Extracted records:
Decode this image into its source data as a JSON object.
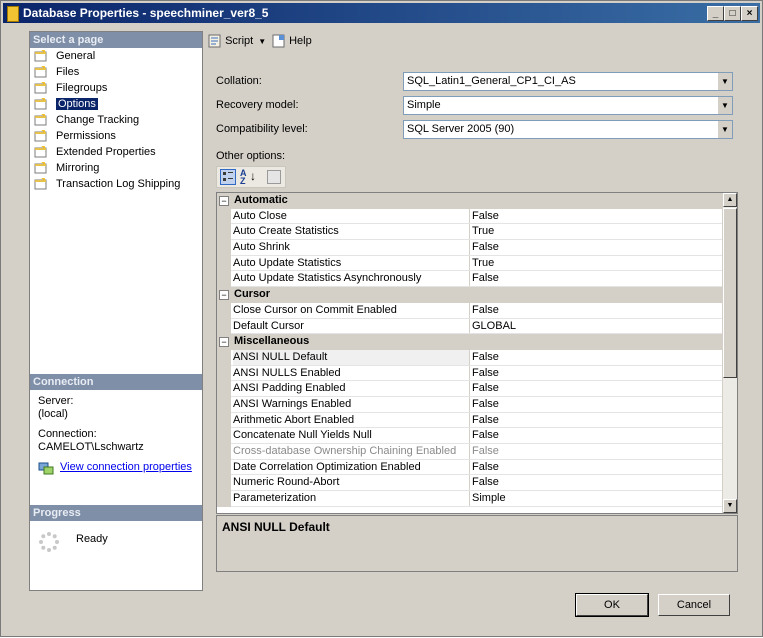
{
  "window": {
    "title": "Database Properties - speechminer_ver8_5"
  },
  "left_pane": {
    "select_page_header": "Select a page",
    "pages": [
      {
        "label": "General",
        "selected": false
      },
      {
        "label": "Files",
        "selected": false
      },
      {
        "label": "Filegroups",
        "selected": false
      },
      {
        "label": "Options",
        "selected": true
      },
      {
        "label": "Change Tracking",
        "selected": false
      },
      {
        "label": "Permissions",
        "selected": false
      },
      {
        "label": "Extended Properties",
        "selected": false
      },
      {
        "label": "Mirroring",
        "selected": false
      },
      {
        "label": "Transaction Log Shipping",
        "selected": false
      }
    ],
    "connection": {
      "header": "Connection",
      "server_label": "Server:",
      "server_value": "(local)",
      "connection_label": "Connection:",
      "connection_value": "CAMELOT\\Lschwartz",
      "view_link": "View connection properties"
    },
    "progress": {
      "header": "Progress",
      "status": "Ready"
    }
  },
  "toolbar": {
    "script_label": "Script",
    "help_label": "Help"
  },
  "form": {
    "collation": {
      "label": "Collation:",
      "value": "SQL_Latin1_General_CP1_CI_AS"
    },
    "recovery_model": {
      "label": "Recovery model:",
      "value": "Simple"
    },
    "compatibility_level": {
      "label": "Compatibility level:",
      "value": "SQL Server 2005 (90)"
    },
    "other_options_label": "Other options:"
  },
  "grid": {
    "categories": [
      {
        "name": "Automatic",
        "props": [
          {
            "name": "Auto Close",
            "value": "False"
          },
          {
            "name": "Auto Create Statistics",
            "value": "True"
          },
          {
            "name": "Auto Shrink",
            "value": "False"
          },
          {
            "name": "Auto Update Statistics",
            "value": "True"
          },
          {
            "name": "Auto Update Statistics Asynchronously",
            "value": "False"
          }
        ]
      },
      {
        "name": "Cursor",
        "props": [
          {
            "name": "Close Cursor on Commit Enabled",
            "value": "False"
          },
          {
            "name": "Default Cursor",
            "value": "GLOBAL"
          }
        ]
      },
      {
        "name": "Miscellaneous",
        "props": [
          {
            "name": "ANSI NULL Default",
            "value": "False",
            "selected": true
          },
          {
            "name": "ANSI NULLS Enabled",
            "value": "False"
          },
          {
            "name": "ANSI Padding Enabled",
            "value": "False"
          },
          {
            "name": "ANSI Warnings Enabled",
            "value": "False"
          },
          {
            "name": "Arithmetic Abort Enabled",
            "value": "False"
          },
          {
            "name": "Concatenate Null Yields Null",
            "value": "False"
          },
          {
            "name": "Cross-database Ownership Chaining Enabled",
            "value": "False",
            "disabled": true
          },
          {
            "name": "Date Correlation Optimization Enabled",
            "value": "False"
          },
          {
            "name": "Numeric Round-Abort",
            "value": "False"
          },
          {
            "name": "Parameterization",
            "value": "Simple"
          }
        ]
      }
    ],
    "description_title": "ANSI NULL Default"
  },
  "buttons": {
    "ok": "OK",
    "cancel": "Cancel"
  }
}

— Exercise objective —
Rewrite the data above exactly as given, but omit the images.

— Result of this task —
Decode this image into its source data as a JSON object.
{
  "window": {
    "title": "Database Properties - speechminer_ver8_5"
  },
  "left_pane": {
    "select_page_header": "Select a page",
    "pages": [
      {
        "label": "General",
        "selected": false
      },
      {
        "label": "Files",
        "selected": false
      },
      {
        "label": "Filegroups",
        "selected": false
      },
      {
        "label": "Options",
        "selected": true
      },
      {
        "label": "Change Tracking",
        "selected": false
      },
      {
        "label": "Permissions",
        "selected": false
      },
      {
        "label": "Extended Properties",
        "selected": false
      },
      {
        "label": "Mirroring",
        "selected": false
      },
      {
        "label": "Transaction Log Shipping",
        "selected": false
      }
    ],
    "connection": {
      "header": "Connection",
      "server_label": "Server:",
      "server_value": "(local)",
      "connection_label": "Connection:",
      "connection_value": "CAMELOT\\Lschwartz",
      "view_link": "View connection properties"
    },
    "progress": {
      "header": "Progress",
      "status": "Ready"
    }
  },
  "toolbar": {
    "script_label": "Script",
    "help_label": "Help"
  },
  "form": {
    "collation": {
      "label": "Collation:",
      "value": "SQL_Latin1_General_CP1_CI_AS"
    },
    "recovery_model": {
      "label": "Recovery model:",
      "value": "Simple"
    },
    "compatibility_level": {
      "label": "Compatibility level:",
      "value": "SQL Server 2005 (90)"
    },
    "other_options_label": "Other options:"
  },
  "grid": {
    "categories": [
      {
        "name": "Automatic",
        "props": [
          {
            "name": "Auto Close",
            "value": "False"
          },
          {
            "name": "Auto Create Statistics",
            "value": "True"
          },
          {
            "name": "Auto Shrink",
            "value": "False"
          },
          {
            "name": "Auto Update Statistics",
            "value": "True"
          },
          {
            "name": "Auto Update Statistics Asynchronously",
            "value": "False"
          }
        ]
      },
      {
        "name": "Cursor",
        "props": [
          {
            "name": "Close Cursor on Commit Enabled",
            "value": "False"
          },
          {
            "name": "Default Cursor",
            "value": "GLOBAL"
          }
        ]
      },
      {
        "name": "Miscellaneous",
        "props": [
          {
            "name": "ANSI NULL Default",
            "value": "False",
            "selected": true
          },
          {
            "name": "ANSI NULLS Enabled",
            "value": "False"
          },
          {
            "name": "ANSI Padding Enabled",
            "value": "False"
          },
          {
            "name": "ANSI Warnings Enabled",
            "value": "False"
          },
          {
            "name": "Arithmetic Abort Enabled",
            "value": "False"
          },
          {
            "name": "Concatenate Null Yields Null",
            "value": "False"
          },
          {
            "name": "Cross-database Ownership Chaining Enabled",
            "value": "False",
            "disabled": true
          },
          {
            "name": "Date Correlation Optimization Enabled",
            "value": "False"
          },
          {
            "name": "Numeric Round-Abort",
            "value": "False"
          },
          {
            "name": "Parameterization",
            "value": "Simple"
          }
        ]
      }
    ],
    "description_title": "ANSI NULL Default"
  },
  "buttons": {
    "ok": "OK",
    "cancel": "Cancel"
  }
}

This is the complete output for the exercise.